The Lyme vaccine can cause an untreatable form of Lyme disease and, like all bacterial diseases, provides short-term immunity and needs to be repeated frequently. It is not recommended at any of the vet schools in the United States. The human Lyme vaccine was withdrawn from the market. And there is one more, very compelling, reason to question the benefit of Lyme vaccination for dogs. There are other tick borne diseases that are much more serious than Lyme, for which we have no vaccines. So even if a very safe and effective Lyme vaccine were developed for dogs, vaccination isn't going to lessen the need for tick prevention. Which to my mind puts tick prevention in the forefront of Lyme prevention, and the vaccine's risk vs. benefit analysis heavy on the risk side.
We are well aware of the various TYPES of vaccine but the fact that they are not 100% effective and they CANNOT guarentee they will prevent the disease, so it makes NO sense to subject your dog to the possible repercussions when there is no guarentee the shot will even help. Why play russian roulette with your dogs life?
There are several whole-cell killed vaccines on the market that are licensed for use in the dog, including Lymevax by Fort Dodge and Lyme Galaxy by Schering-Plough.
Recombinant vaccines, such as Recombitek Lyme by Merial and ProLyme by Intervet are also available, and tend to produce fewer vaccine reactions.
However, total protection of a dog through any vaccine is difficult. One reason is that there are various strains of Borrelia and antibodies made in response to one strain of the bacteria will not always be able to kill a different strain. In addition, if an animal is previously infected with the disease the vaccine will not offer any protection.
These facts coupled with the relatively long incubation period (up to 5 months) contribute to the failure of some of these vaccines in preventing disease.

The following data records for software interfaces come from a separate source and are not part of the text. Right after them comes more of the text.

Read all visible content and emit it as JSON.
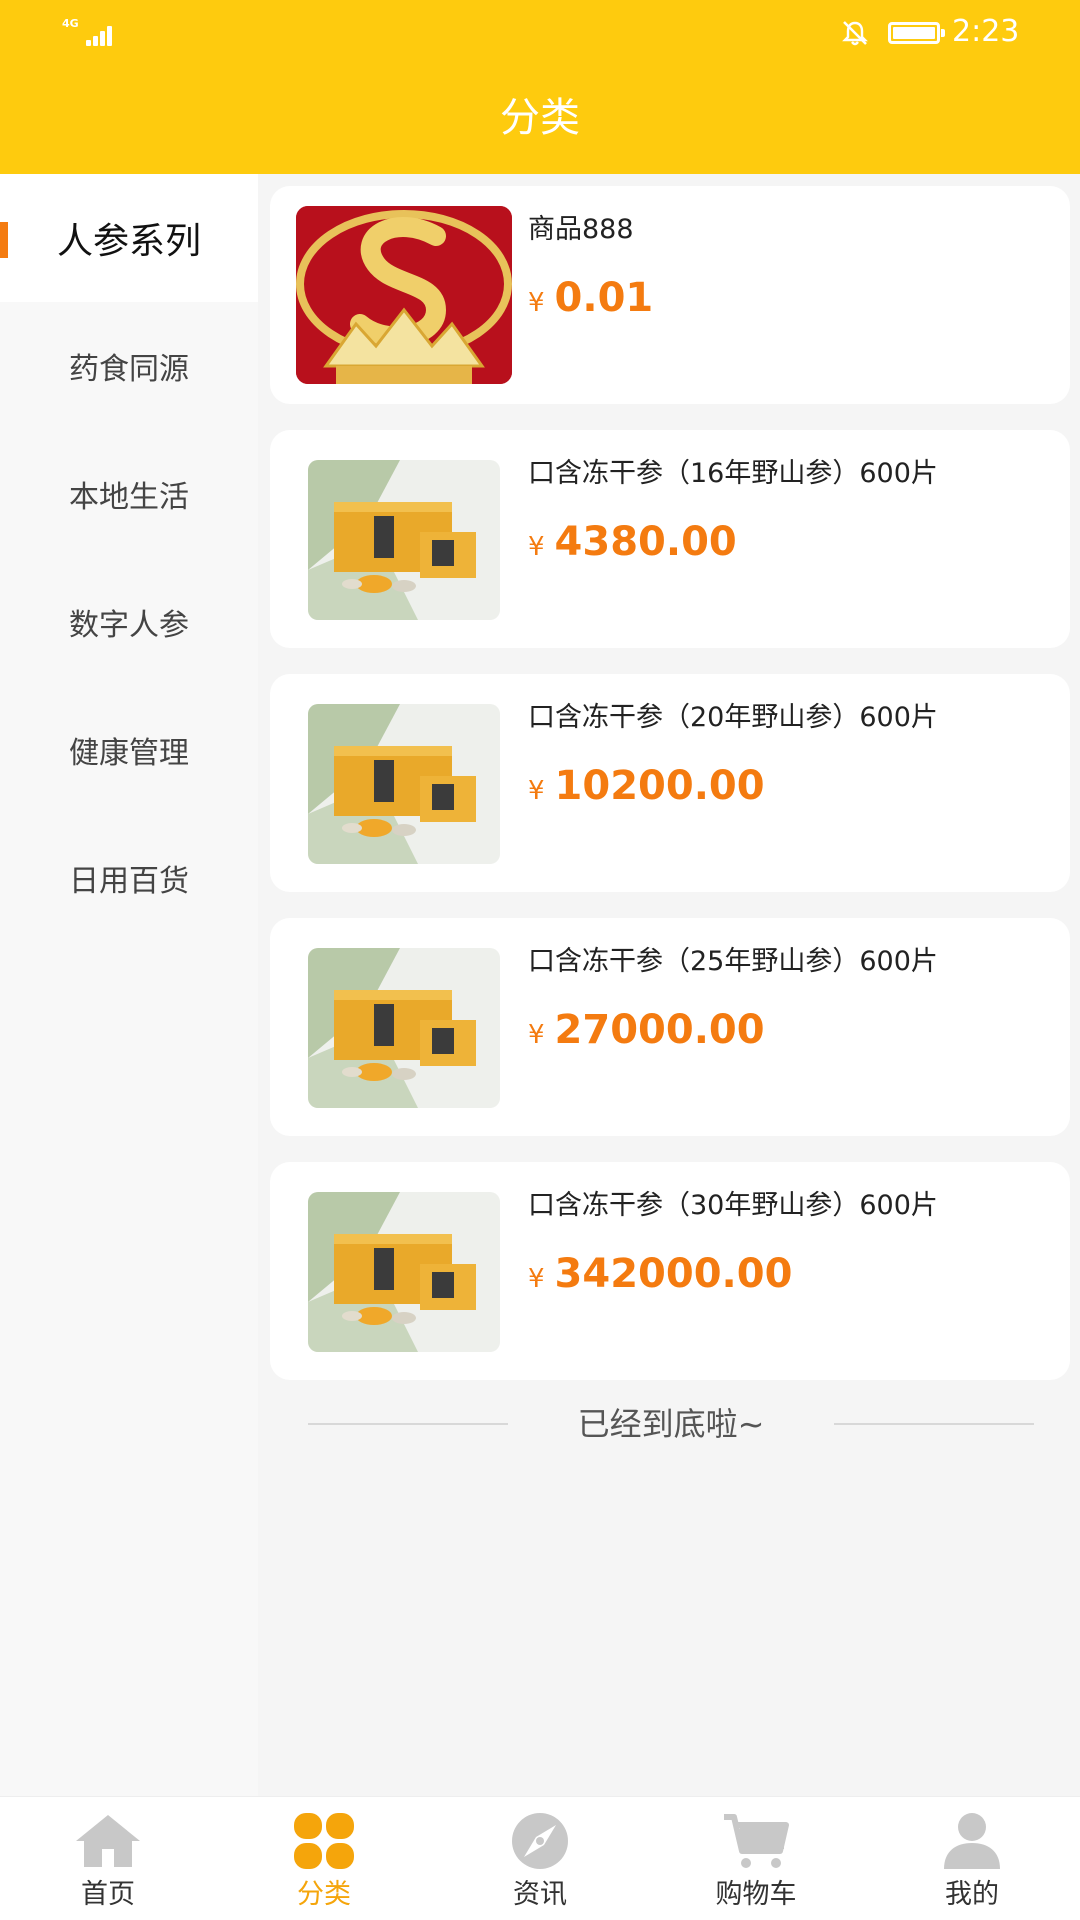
{
  "status_bar": {
    "network": "4G",
    "time": "2:23"
  },
  "header": {
    "title": "分类"
  },
  "sidebar": {
    "items": [
      {
        "label": "人参系列",
        "active": true
      },
      {
        "label": "药食同源"
      },
      {
        "label": "本地生活"
      },
      {
        "label": "数字人参"
      },
      {
        "label": "健康管理"
      },
      {
        "label": "日用百货"
      }
    ]
  },
  "products": [
    {
      "name": "商品888",
      "currency": "¥",
      "price": "0.01"
    },
    {
      "name": "口含冻干参（16年野山参）600片",
      "currency": "¥",
      "price": "4380.00"
    },
    {
      "name": "口含冻干参（20年野山参）600片",
      "currency": "¥",
      "price": "10200.00"
    },
    {
      "name": "口含冻干参（25年野山参）600片",
      "currency": "¥",
      "price": "27000.00"
    },
    {
      "name": "口含冻干参（30年野山参）600片",
      "currency": "¥",
      "price": "342000.00"
    }
  ],
  "list_end_text": "已经到底啦~",
  "tabbar": {
    "items": [
      {
        "label": "首页",
        "icon": "home-icon"
      },
      {
        "label": "分类",
        "icon": "category-icon",
        "active": true
      },
      {
        "label": "资讯",
        "icon": "compass-icon"
      },
      {
        "label": "购物车",
        "icon": "cart-icon"
      },
      {
        "label": "我的",
        "icon": "user-icon"
      }
    ]
  },
  "colors": {
    "brand_yellow": "#fecb0e",
    "price_orange": "#f47b10",
    "tab_active": "#f5a50b",
    "tab_inactive": "#c8c8c8"
  }
}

In addition, 90% of dogs exposed NEVER become ill and if they do, Doxycycline or other antibiotics will normally address the situation with a 2-4 week course.